The world’s most famous pilgrim tree, this marks the location where the Buddha attained enlightenment, and is the destination for the Buddhism’s most important pilgrimage.
There is a notable traffic hazard on the road near the village of Byasi in the lower mountain reaches of the Ganga- a strong and massive saal tree growing in the middle of the road
Two immense deodar cedars- nine hundred years old and amongst the world’s largest- grow about a complex and dense cluster of Shiva temples, nestled in a cool valley in thepine lands of the Kumaon Himalaya.
The Hindu reformer Adi Shankara meditated beneath this spectacularly large mulberry tree, in the steep valley of Joshimath beneath the soaring Himalayan peaks.
In 1925, Jim Corbett, a legendary big-cat hunter and conservationist, put an end to the Man Eating Leopard of Rudraprayag while perched in this tree
Amongst the cool cedar and pine forests of Landour, above Mussoorie, on the first ridges of the Uttarakhand Himalaya, lightning has struck a massive cedar at the Devdar Woods Hotel and triggered the growth of several large upright trunks from a single ste
Tucked away in a corner of Lodhi Gardens in Delhi is the Bonsai National Park, and this sixty year old tree is one of the most impressive of the diminutive trees there
Krishna jumped from this very tree into the Yamuna River to fight, subdue, and banish to the Ocean the poisonous, 100-headed, Kaliya Black Serpent
In a long distant time, at this tree, a mischevious young Krishna hid the clothes of the gopi cowherd girls while they were swimming
India Habitat Centre is a cultural and environmental hub, and in its shady courtyards, this is the tallest of the fishtail palms growing towards the geometric sunshade roof
Near the Deer Park at Hauz Khas Village in South Delhi, a old pilkhan tree is the best-tended of all the trees
Prime Minister Nehru Ji loved to sit in the shade of this Laburnum tree in the back yard of his residence at Teen Murti Bhavan
An old and gnarly Imli can be found above the large watertank pool, amongst the ancient Muslim university ruins and art galleries of Hauz Khas in South Delhi.
At the green and spacious Lodhi Gardens in the heart of New Delhi, a huge Murray River Red Gum from the interior of Australia spreads its branches out wide.
If you imagine Connaught Place, Delhi’s commercial hub, as a clockdial, then at 4:30 you can find this large and healthy bodhi tree, the largest remaining tree in the area.
This is one of the last surviving giant pines at the riverside grove in Mori, now surrounded by a younger plantation of pine trees.
Just north of the foreigner-exclusion zone at Chakrata, a large Japanese Redwood is growing near the roadside
A tree sacred to Krishna grows at a temple near the sacred Lake of Rewalsar, nestled in the pine-mountains of Himachal Pradesh
This tree, one of the largest in the entire Spiti Valley, was only quickly photographed from the window of a share-jeep hurtling down the highway
The village of Nako, high in the mountains between Kinnaur and Spiti, is beneath a small Buddhist monument where this tree grows
This poplar tree offers some shade to the foreigners queuing to get an Inner-line permit into the restricted mountain border region
A tamarind tree at Ram Bagh, in Agra, where the first Mughal Gardens were first brought to India from Persia.
A Himalayan Longleaf pine grows near the entrance to the Taj Mahal Gardens
This palm tree in the corner of the Taj Mahal Garden is named for Ustad Lahauri, who designed and built the monument
This cycad is for Gauhara Begum, the daughter of Mumtaz Mahal.

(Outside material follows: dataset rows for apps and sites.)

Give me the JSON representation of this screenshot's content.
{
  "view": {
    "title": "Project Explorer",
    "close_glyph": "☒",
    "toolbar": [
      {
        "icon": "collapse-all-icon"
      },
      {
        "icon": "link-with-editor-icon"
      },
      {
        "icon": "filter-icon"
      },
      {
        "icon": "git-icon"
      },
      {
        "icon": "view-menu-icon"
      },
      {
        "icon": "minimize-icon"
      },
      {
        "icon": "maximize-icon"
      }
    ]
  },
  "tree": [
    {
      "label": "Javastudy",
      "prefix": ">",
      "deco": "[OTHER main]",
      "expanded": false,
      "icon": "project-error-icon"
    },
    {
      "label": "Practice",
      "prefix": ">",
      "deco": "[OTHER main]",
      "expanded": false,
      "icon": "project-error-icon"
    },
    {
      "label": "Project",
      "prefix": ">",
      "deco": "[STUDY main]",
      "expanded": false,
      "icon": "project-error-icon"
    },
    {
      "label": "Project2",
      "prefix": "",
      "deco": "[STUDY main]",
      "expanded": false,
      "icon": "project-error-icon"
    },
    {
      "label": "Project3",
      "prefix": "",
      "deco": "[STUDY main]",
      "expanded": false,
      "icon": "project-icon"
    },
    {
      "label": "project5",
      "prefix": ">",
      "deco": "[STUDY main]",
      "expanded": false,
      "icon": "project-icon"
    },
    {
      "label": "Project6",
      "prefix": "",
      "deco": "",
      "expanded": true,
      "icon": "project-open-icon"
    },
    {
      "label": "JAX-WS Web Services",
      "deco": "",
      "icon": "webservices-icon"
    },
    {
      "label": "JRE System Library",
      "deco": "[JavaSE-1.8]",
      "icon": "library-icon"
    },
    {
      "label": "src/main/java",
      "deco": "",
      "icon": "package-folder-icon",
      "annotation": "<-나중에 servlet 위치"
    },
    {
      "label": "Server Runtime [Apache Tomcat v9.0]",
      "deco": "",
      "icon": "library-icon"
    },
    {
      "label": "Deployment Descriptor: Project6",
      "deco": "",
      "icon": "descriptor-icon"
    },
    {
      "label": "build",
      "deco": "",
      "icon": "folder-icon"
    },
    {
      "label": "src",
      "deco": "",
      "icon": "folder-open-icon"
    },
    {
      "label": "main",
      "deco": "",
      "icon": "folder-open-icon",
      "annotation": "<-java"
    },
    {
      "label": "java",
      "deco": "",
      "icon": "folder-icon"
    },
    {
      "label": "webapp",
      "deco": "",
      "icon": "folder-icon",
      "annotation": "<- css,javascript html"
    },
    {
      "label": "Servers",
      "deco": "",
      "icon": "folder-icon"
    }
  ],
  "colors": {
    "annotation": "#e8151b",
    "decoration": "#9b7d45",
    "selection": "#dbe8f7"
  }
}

The mother died in childbirth and the Taj was built in her memory. Gauhara lived to the age of 75.